Since my poems are largely focused on the topic of depression, I can definitely sense a part of me wanting to legitimize my depressed feelings, and not have people shrug them off or look down upon them.” (March 2014)
A Wheel Out of Kilter
I need to find that clarity of thought—
That thought that does present itself to me
On rare occasions—if I wish to paint
For you a portrait of my mind and soul.…So desperately do I desire it:—David DeWaters, Untitled Poem
This clarity of thought. I know that this
Unbalances me. It unravels me,
To yearn for that not meant to be sustained.
These lines are from the poem that I’m currently working on. There is a Buddhist idea at work here, particularly in the second half. To quote from a book called Buddhism Plain and Simple by Steven Hagen, “Our problem comes from what the Buddha described as ‘inclination of mind.’ The mind tends to lean in one direction or another because, out of ignorance, it sees something ‘out there’ which it then craves. ‘I want that back,’ ‘I want that now,’ or ‘I don’t want that anymore. Push it away, get rid of it.’ Either way, we define what we want or don’t want as something separate from us.” The book also goes on to say “Don’t strive for some special state of mind. There is no special state of mind. If you strive for some special state of mind you’ll only disturb your mind.”

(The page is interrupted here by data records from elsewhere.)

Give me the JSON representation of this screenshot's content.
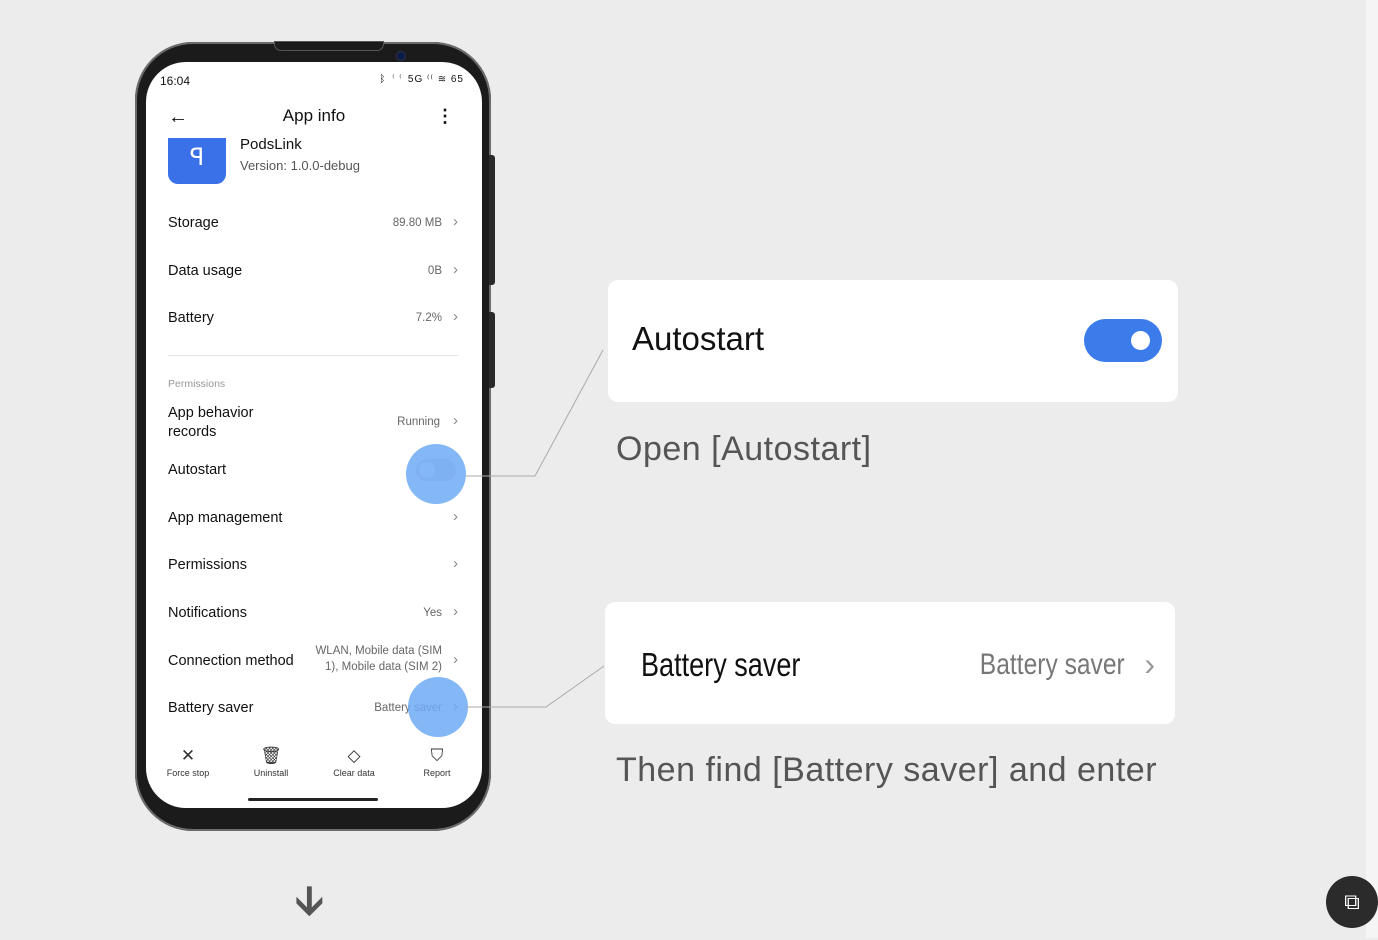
{
  "status": {
    "time": "16:04",
    "icons": "ᛒ ⁽⁽ 5G ⁽⁽ ≋ 65"
  },
  "header": {
    "title": "App info",
    "back_icon": "←",
    "more_icon": "⋮"
  },
  "app": {
    "name": "PodsLink",
    "version": "Version: 1.0.0-debug",
    "icon_glyph": "ꟼ"
  },
  "rows": {
    "storage": {
      "label": "Storage",
      "value": "89.80 MB"
    },
    "data_usage": {
      "label": "Data usage",
      "value": "0B"
    },
    "battery": {
      "label": "Battery",
      "value": "7.2%"
    },
    "section": "Permissions",
    "app_behavior": {
      "label_1": "App behavior",
      "label_2": "records",
      "value": "Running"
    },
    "autostart": {
      "label": "Autostart",
      "enabled": false
    },
    "app_management": {
      "label": "App management"
    },
    "permissions": {
      "label": "Permissions"
    },
    "notifications": {
      "label": "Notifications",
      "value": "Yes"
    },
    "connection": {
      "label": "Connection method",
      "value_1": "WLAN, Mobile data (SIM",
      "value_2": "1), Mobile data (SIM 2)"
    },
    "battery_saver": {
      "label": "Battery saver",
      "value": "Battery saver"
    }
  },
  "chevron": "›",
  "bottom_bar": [
    {
      "label": "Force stop",
      "icon": "✕"
    },
    {
      "label": "Uninstall",
      "icon": "🗑"
    },
    {
      "label": "Clear data",
      "icon": "◇"
    },
    {
      "label": "Report",
      "icon": "⛉"
    }
  ],
  "callout_autostart": {
    "label": "Autostart",
    "enabled": true,
    "caption": "Open [Autostart]"
  },
  "callout_battery": {
    "label": "Battery saver",
    "value": "Battery saver",
    "caption": "Then find [Battery saver] and enter"
  },
  "colors": {
    "accent": "#3b7bea",
    "highlight": "#6eaaf5"
  }
}
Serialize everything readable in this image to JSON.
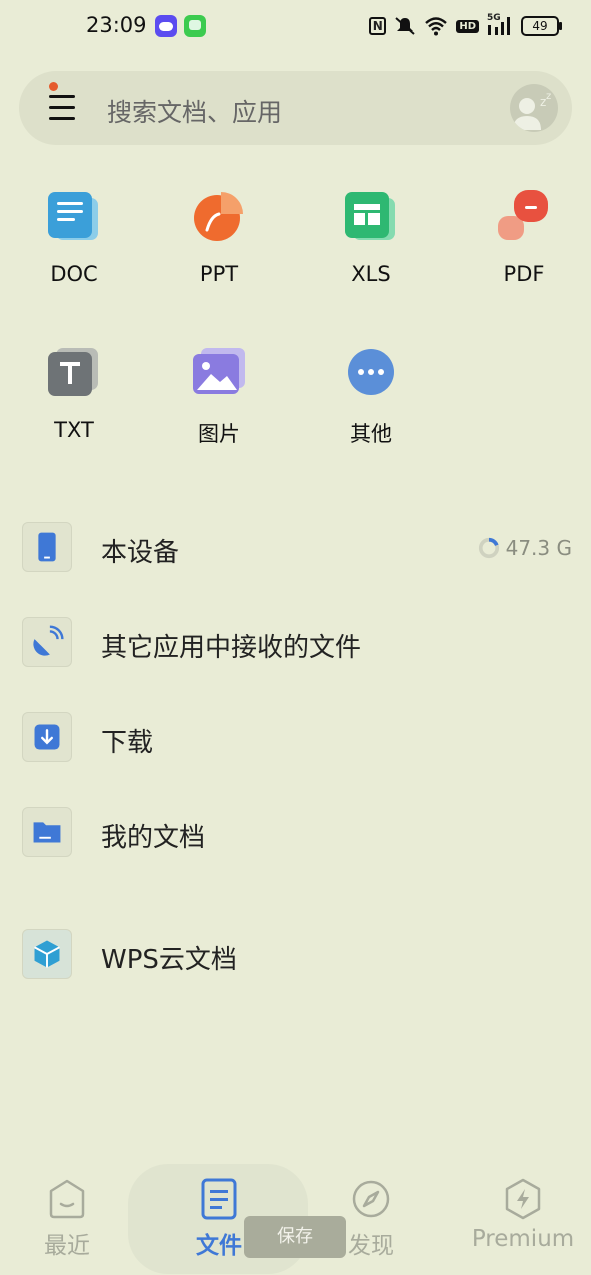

So, similar to my previous post about William Blake’s poem, I am recognizing a flaw within myself. A flaw that I’m aware of, and that has even been pointed out to me in things that I’ve read.
I can see how constantly writing about my flaws may seem pessimistic, but I believe it is the opposite. It is only through the recognition of such flaws that one can then eventually work on them.
David DeWaters makes you think. And, he clearly demonstrates what can happen when you put words down on paper and begin to have conversations with your self and others about what you've written. May you writing journey begin soon.